Wednesday, December 2, 2015

The Sacred Lies of Minnow Bly by Stephanie Oakes

Summary on Goodreads.

"The Kevinian cult has taken everything from seventeen-year-old Minnow: twelve years of her life, her family, her ability to trust.

And when she rebelled, they took away her hands, too.

Now their Prophet has been murdered and their camp set aflame, and it's clear that Minnow knows something—but she's not talking. As she languishes in juvenile detention, she struggles to un-learn everything she has been taught to believe, adjusting to a life behind bars and recounting the events that led up to her incarceration.
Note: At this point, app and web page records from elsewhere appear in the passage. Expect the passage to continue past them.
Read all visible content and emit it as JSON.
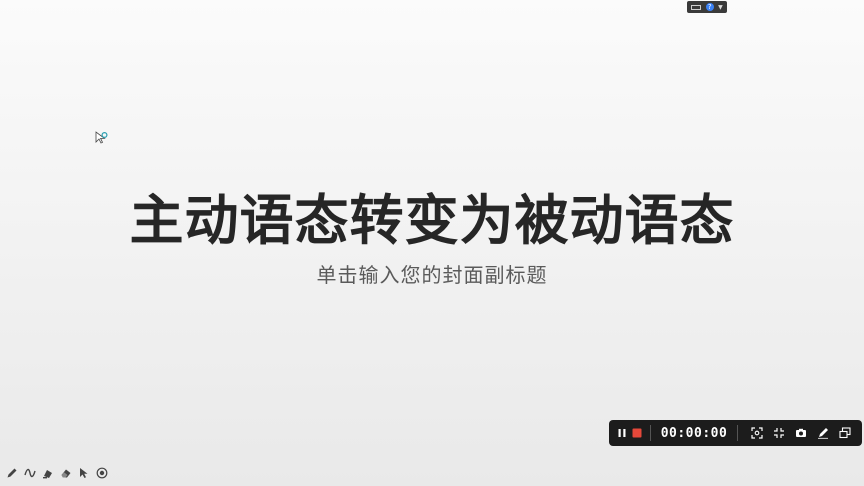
{
  "slide": {
    "title": "主动语态转变为被动语态",
    "subtitle": "单击输入您的封面副标题"
  },
  "recorder": {
    "timer": "00:00:00",
    "buttons": [
      "pause-icon",
      "stop-icon",
      "fullscreen-capture-icon",
      "minimize-icon",
      "camera-icon",
      "pen-icon",
      "window-icon"
    ],
    "stop_color": "#e5483a"
  },
  "mini_widget": {
    "help_label": "?"
  },
  "annotation_tools": [
    "pencil-icon",
    "curve-icon",
    "marker-icon",
    "eraser-icon",
    "pointer-icon",
    "record-dot-icon"
  ]
}
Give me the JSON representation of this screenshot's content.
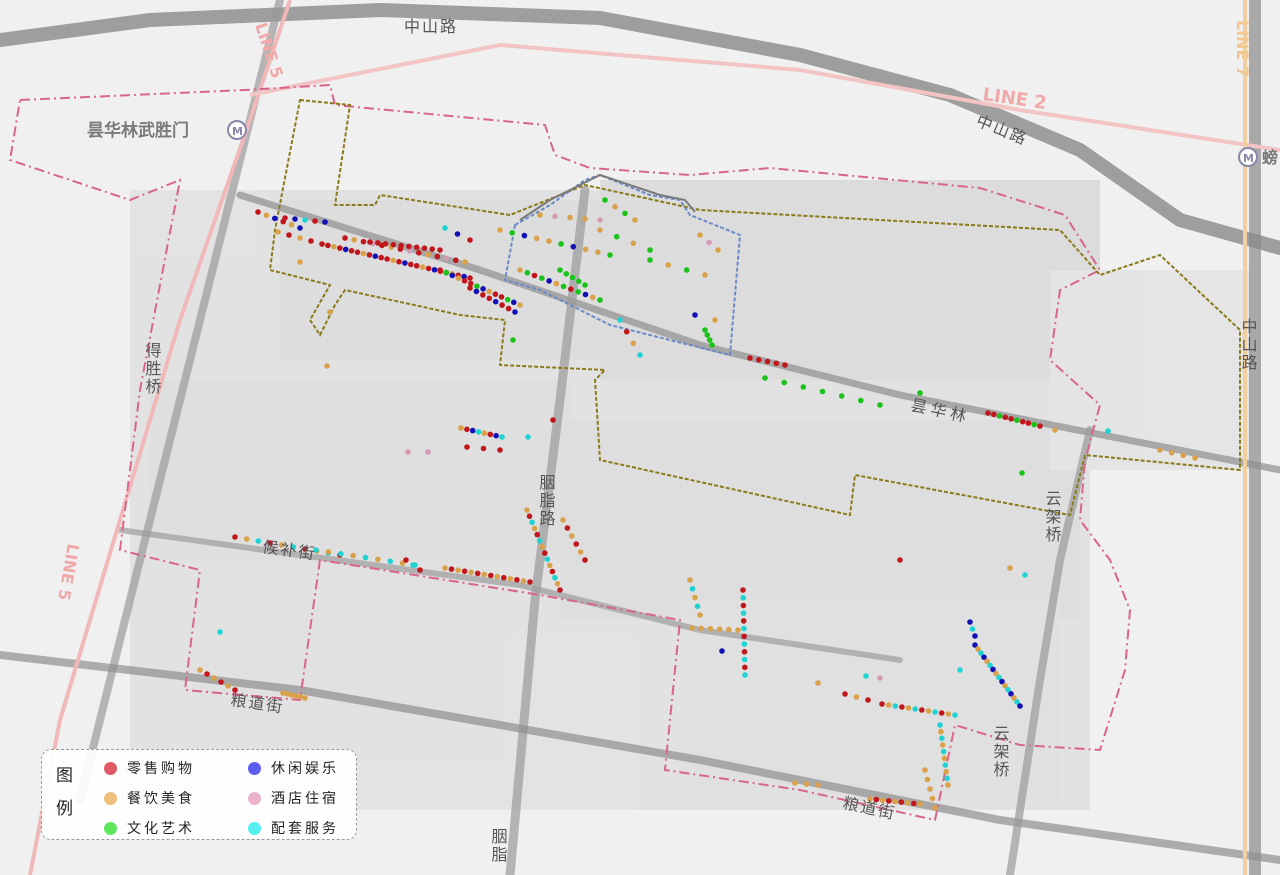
{
  "roads": {
    "zhongshan_top": "中山路",
    "zhongshan_mid": "中山路",
    "zhongshan_right": "中山路",
    "desheng": "得胜桥",
    "yanzhi_mid": "胭脂路",
    "yanzhi_bottom": "胭脂",
    "houbu": "候补街",
    "liangdao_left": "粮道街",
    "liangdao_right": "粮道街",
    "yunjia_right": "云架桥",
    "yunjia_bottom": "云架桥",
    "tanhualin": "昙华林"
  },
  "metro": {
    "line2": "LINE 2",
    "line5_top": "LINE 5",
    "line5_bottom": "LINE 5",
    "line7": "LINE 7",
    "station_left": "昙华林武胜门",
    "station_right": "螃"
  },
  "legend": {
    "title": "图例",
    "items": [
      {
        "label": "零售购物",
        "color": "#e05a66"
      },
      {
        "label": "餐饮美食",
        "color": "#ecc07a"
      },
      {
        "label": "文化艺术",
        "color": "#5ee65e"
      },
      {
        "label": "休闲娱乐",
        "color": "#5c5cf0"
      },
      {
        "label": "酒店住宿",
        "color": "#ebb3cc"
      },
      {
        "label": "配套服务",
        "color": "#55f0f0"
      }
    ]
  },
  "colors": {
    "retail": "#c0161c",
    "food": "#d9a24a",
    "culture": "#19c319",
    "leisure": "#1010b4",
    "hotel": "#d49ab6",
    "service": "#1fd3d3",
    "boundary_pink": "#d9648c",
    "boundary_olive": "#8a7a1a",
    "boundary_blue": "#6a8ac8"
  }
}
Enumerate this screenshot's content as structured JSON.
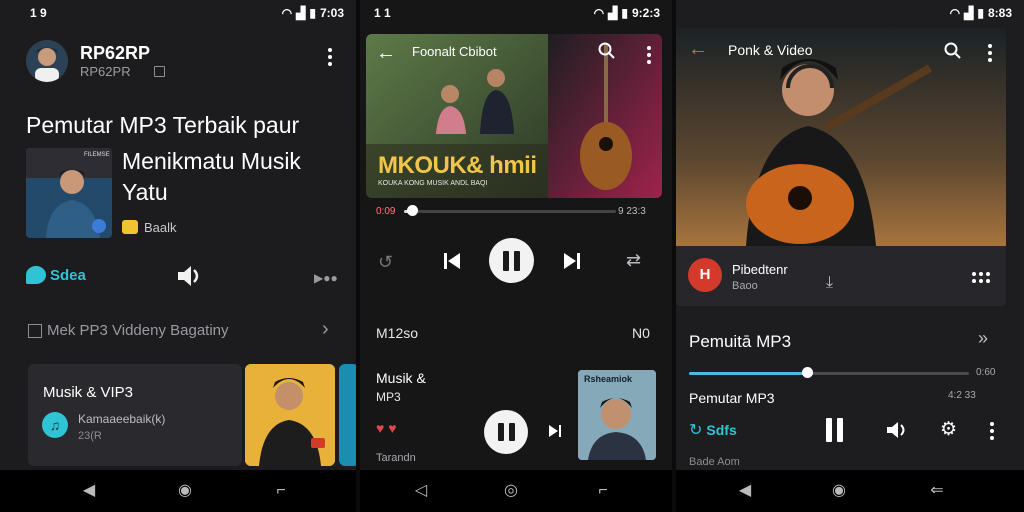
{
  "panel1": {
    "status_left": "1 9",
    "status_time": "7:03",
    "profile_name": "RP62RP",
    "profile_sub": "RP62PR",
    "headline": "Pemutar MP3 Terbaik paur",
    "headline2": "Menikmatu Musik Yatu",
    "album_tag": "FILEMSE",
    "badge_label": "Baalk",
    "chip_label": "Sdea",
    "section_title": "Mek PP3 Viddeny Bagatiny",
    "card_title": "Musik & VIP3",
    "card_sub": "Kamaaeebaik(k)",
    "card_meta": "23(R"
  },
  "panel2": {
    "status_left": "1 1",
    "status_time": "9:2:3",
    "header_title": "Foonalt Cbibot",
    "banner_text": "MKOUK& hmii",
    "banner_sub": "KOUKA  KONG  MUSIK  ANDL  BAQI",
    "time_elapsed": "0:09",
    "time_total": "9 23:3",
    "track_left": "M12so",
    "track_right": "N0",
    "mini_title": "Musik &",
    "mini_sub": "MP3",
    "mini_meta": "Tarandn",
    "thumb_label": "Rsheamiok"
  },
  "panel3": {
    "status_time": "8:83",
    "header_title": "Ponk & Video",
    "avatar_letter": "H",
    "artist_name": "Pibedtenr",
    "artist_sub": "Baoo",
    "song_title": "Pemuitā MP3",
    "time_right": "0:60",
    "sub_title": "Pemutar MP3",
    "sub_time": "4:2 33",
    "chip_label": "Sdfs",
    "footer_text": "Bade Aom"
  },
  "colors": {
    "accent_teal": "#2ec4d6",
    "avatar_red": "#d33a2c",
    "badge_yellow": "#f2c230"
  },
  "progress": {
    "panel2_fraction": 0.04,
    "panel3_fraction": 0.42
  }
}
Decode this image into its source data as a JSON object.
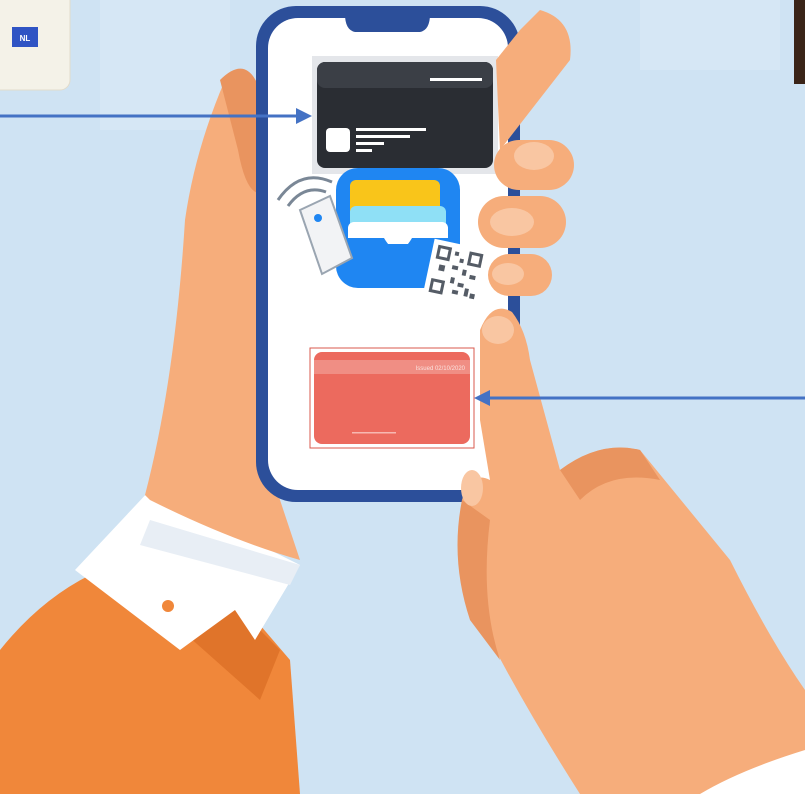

But when an FBI detective approaches her about making a deal, Minnow sees she can have the freedom she always dreamed of—if she’s willing to part with the terrible secrets of her past..." [more +]

Well, I didn't LOVE it bu I liked it alright. The story has the usual elements found in a cult: cruel punishment and ancient men marrying 16 year old girls, for example.

Minnow is clever, but for someone who didn't know how to read, never watched to tv, lived in the wilderness with 100 people or so, and all her literary, creative, and all critical thinking source came from the Prophet, she was way too smart with words.

Anyway, Minnow was faithful and believed in the Prophet until this had the big revelation from God to marry her. Here we have a different God from what I have usually read. I mean, this man, the Prophet, invented a whole new religion. And that was interesting, the way the author came up with that.

The story is more about Minnow in her present situation (in juvie) than her life in the mountains with the cult. I think that was alright, after all, I didn't want to read all the absurdities that the Prophet could come up with. I already know that a cult is extreme.

In the present time, we follow Minnow adapting through her new life and learning to read (something that women were not allowed to do in the cult). So we are back and forth between Minnow's present and past.

One thing that I didn't get was the big emphasis in finding out who killed the Prophet (or how he really died). I mean, the man was Satan in sheep's clothes, what was the big deal? He was dead. Period. But then again, maybe this was just a scheme to help Minnow open up and heal.

I did like the writing style and the story. I think this is a wonderful debut novel.